CARBONDALE, Ill. - The patients never cried, winced or showed pain on Thursday at the Patient Development Lab of Lindegren Hall on SIU's campus.
The "parents," on the other hand, did show some emotion when their stuffed animals and baby dolls underwent a battery of tests as part of a doll clinic hosted by the SIU School of Medicine.
"The students seem to get quite a kick out of the things that come out of the little ones," said event coordinator Molly Johnson, an assistant professor with the School of Medicine as she described the children's creativity in describing their dolls ailments.
The children, ages 3 to 5, were from the Carbondale Head Start program. Close to 100 mock examinations were expected to be performed.

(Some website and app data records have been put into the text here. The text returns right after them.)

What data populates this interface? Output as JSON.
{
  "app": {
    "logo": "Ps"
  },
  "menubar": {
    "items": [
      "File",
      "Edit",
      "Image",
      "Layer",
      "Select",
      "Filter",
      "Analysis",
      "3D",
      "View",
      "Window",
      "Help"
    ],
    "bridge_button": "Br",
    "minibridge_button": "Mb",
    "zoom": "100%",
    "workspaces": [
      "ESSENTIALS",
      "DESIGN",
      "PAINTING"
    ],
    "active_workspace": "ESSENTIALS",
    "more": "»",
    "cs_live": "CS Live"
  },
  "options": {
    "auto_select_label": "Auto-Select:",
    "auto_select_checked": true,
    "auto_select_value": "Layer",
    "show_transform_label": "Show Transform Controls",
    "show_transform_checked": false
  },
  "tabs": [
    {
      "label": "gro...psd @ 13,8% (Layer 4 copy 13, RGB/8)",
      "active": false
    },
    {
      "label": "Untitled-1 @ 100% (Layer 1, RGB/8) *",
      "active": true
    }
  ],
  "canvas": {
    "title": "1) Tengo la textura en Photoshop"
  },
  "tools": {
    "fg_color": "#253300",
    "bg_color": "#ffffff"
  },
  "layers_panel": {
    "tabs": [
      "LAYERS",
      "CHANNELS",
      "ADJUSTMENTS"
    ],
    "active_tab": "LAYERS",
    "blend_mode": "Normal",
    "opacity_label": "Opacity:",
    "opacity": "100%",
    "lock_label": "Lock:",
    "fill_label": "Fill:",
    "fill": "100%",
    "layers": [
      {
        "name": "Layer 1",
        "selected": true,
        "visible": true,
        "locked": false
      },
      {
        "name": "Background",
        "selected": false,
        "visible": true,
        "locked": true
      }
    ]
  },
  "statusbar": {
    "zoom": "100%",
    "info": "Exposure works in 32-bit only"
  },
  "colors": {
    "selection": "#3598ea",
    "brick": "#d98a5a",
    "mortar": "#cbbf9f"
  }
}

The examinations included C-rays, splinting for broken limbs, bandages and an injection.
"Anything that I come up with or ask (the children) about, that's usually what (the dolls) have," said Chelsea Fella, a first-year physician assistant from Santa Claus, Ind. "They've had broken bones on top of sore throats, on top of upset stomachs and they've been throwing up.
"So we've had the whole gamut."
The doll clinic gives children the opportunity to observe scary or threatening medical procedures, without being the subject of those procedures.
"It seems like (the children) get a little bit more comfortable with some of the things done in the doctor's office, especially the shots," Fella said. "They all like to get their babies' shots and we would explain to (the children) that it's good and helps them feel better and prevents them from getting sick."
The doll clinic also allows physician assistant students an opportunity to get hands-on interaction with young children while helping them alleviate their fears.
"The kids' imaginations are fun and keep us grounded," said Haley Smith, a physician assistant from Mount Vernon. "I think it desensitizes them to the doctor so they're not as scared."
Among the more interesting ailments the dolls had on Wednesday was one that fell into a volcano and a kangaroo that had "sick energy," according to Smith.
"We had (a child) who completely deadpanned that her doll fell down a volcano," Johnson said.